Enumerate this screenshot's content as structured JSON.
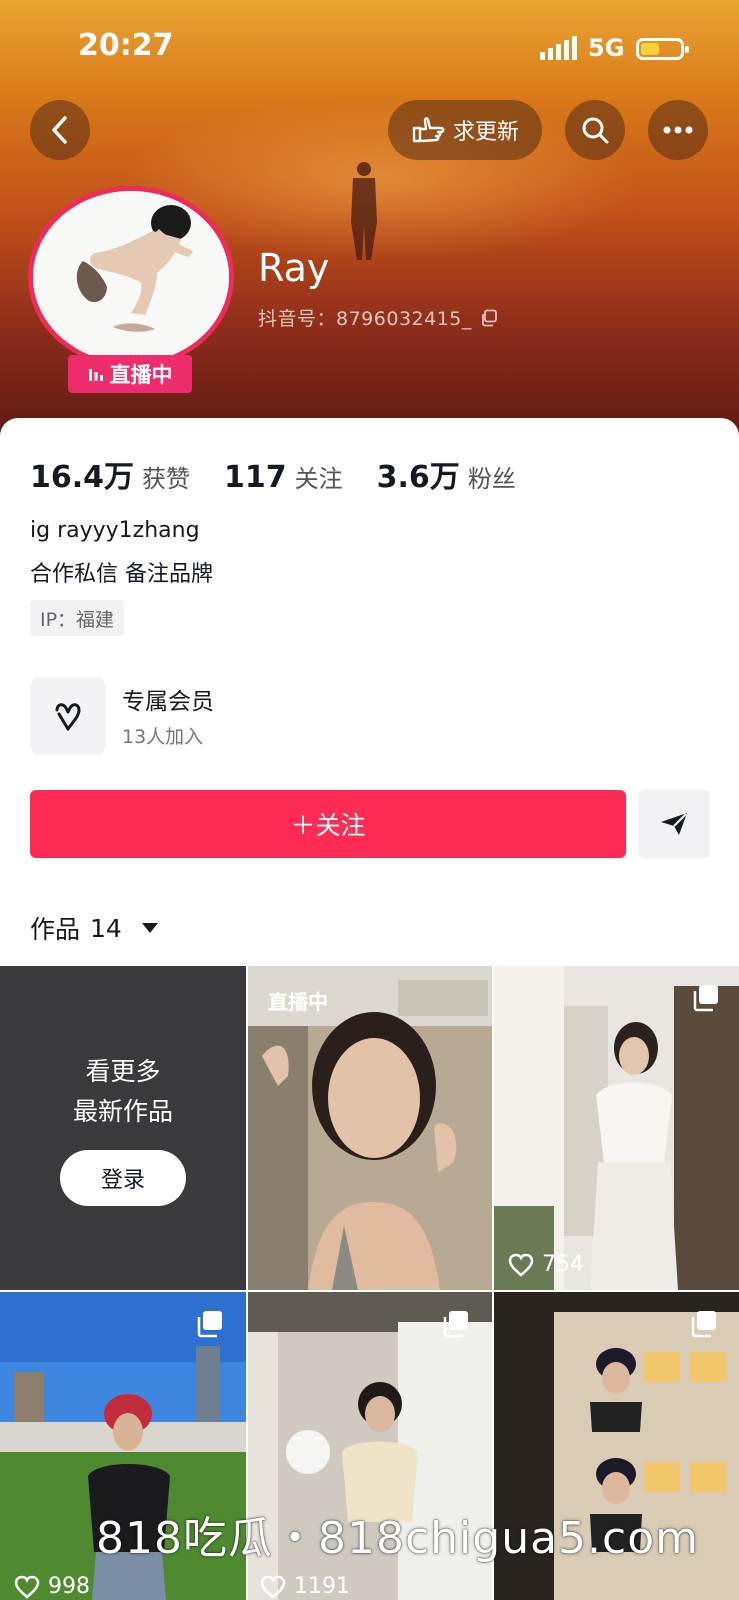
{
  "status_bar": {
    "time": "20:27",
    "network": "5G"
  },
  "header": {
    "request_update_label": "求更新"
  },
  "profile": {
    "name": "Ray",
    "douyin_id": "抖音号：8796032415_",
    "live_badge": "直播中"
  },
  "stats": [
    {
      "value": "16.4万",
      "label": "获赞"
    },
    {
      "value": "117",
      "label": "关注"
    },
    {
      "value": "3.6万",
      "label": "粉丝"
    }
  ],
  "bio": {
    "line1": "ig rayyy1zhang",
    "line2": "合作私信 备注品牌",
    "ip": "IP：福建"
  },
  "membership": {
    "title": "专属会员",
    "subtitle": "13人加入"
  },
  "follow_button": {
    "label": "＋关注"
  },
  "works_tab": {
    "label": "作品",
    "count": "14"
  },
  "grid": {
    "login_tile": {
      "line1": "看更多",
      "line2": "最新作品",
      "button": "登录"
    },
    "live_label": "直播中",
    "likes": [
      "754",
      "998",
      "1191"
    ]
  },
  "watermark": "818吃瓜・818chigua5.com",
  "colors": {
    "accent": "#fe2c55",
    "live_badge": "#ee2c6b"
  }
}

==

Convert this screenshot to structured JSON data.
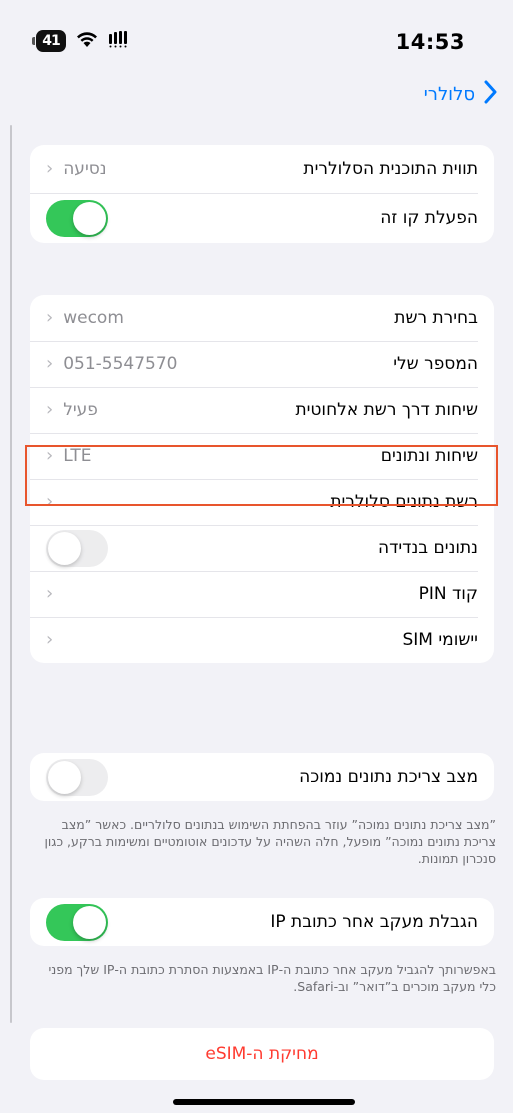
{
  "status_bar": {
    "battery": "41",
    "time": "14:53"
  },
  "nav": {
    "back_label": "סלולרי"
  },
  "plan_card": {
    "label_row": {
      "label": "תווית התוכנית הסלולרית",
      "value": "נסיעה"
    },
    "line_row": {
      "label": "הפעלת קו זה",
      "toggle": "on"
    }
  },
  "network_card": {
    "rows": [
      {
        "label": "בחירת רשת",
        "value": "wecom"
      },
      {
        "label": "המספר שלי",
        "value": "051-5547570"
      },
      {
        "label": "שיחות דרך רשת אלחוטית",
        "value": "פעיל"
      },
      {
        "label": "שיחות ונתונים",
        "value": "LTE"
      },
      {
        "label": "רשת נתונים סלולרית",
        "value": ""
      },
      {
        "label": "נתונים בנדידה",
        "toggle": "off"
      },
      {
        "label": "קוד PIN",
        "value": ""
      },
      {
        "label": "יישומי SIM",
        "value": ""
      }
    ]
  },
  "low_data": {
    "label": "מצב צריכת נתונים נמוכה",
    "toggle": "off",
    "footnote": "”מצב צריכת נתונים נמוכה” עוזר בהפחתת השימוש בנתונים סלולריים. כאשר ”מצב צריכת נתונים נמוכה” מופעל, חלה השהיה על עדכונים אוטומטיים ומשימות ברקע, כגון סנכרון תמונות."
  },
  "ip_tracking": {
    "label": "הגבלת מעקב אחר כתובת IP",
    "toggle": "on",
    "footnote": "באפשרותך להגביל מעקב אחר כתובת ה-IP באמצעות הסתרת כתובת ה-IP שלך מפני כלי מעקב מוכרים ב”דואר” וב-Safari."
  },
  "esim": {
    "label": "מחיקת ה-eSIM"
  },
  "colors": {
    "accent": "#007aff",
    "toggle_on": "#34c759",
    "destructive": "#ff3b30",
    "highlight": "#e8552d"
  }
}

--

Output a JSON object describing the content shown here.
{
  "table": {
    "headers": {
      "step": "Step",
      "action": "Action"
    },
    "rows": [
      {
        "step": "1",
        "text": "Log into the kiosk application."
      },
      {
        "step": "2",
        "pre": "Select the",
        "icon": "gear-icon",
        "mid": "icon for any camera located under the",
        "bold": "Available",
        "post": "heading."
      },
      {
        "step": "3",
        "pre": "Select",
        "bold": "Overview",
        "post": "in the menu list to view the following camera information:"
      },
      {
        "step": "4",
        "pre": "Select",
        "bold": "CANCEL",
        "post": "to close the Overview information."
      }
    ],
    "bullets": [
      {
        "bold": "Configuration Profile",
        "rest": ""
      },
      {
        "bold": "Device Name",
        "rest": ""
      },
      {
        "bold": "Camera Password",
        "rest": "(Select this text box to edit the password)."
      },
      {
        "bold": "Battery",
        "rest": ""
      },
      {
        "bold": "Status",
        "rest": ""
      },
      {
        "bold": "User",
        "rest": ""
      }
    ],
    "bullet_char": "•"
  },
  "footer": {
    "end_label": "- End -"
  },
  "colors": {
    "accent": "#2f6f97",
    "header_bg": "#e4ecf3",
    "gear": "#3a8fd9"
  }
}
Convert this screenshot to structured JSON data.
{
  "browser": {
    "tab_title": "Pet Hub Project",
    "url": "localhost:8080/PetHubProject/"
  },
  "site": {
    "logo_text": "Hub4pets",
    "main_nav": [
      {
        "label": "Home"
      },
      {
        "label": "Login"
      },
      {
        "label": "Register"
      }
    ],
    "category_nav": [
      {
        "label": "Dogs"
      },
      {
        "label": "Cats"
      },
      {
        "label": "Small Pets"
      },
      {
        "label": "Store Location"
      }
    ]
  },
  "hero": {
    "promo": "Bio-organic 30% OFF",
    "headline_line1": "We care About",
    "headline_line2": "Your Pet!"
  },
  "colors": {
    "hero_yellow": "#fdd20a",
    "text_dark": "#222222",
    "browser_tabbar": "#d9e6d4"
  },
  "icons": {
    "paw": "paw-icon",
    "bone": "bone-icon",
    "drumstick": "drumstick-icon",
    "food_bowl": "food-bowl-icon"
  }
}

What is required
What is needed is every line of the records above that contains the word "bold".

Solution to the exercise
        "bold": "Available",
        "bold": "Overview",
        "bold": "CANCEL",
        "bold": "Configuration Profile",
        "bold": "Device Name",
        "bold": "Camera Password",
        "bold": "Battery",
        "bold": "Status",
        "bold": "User",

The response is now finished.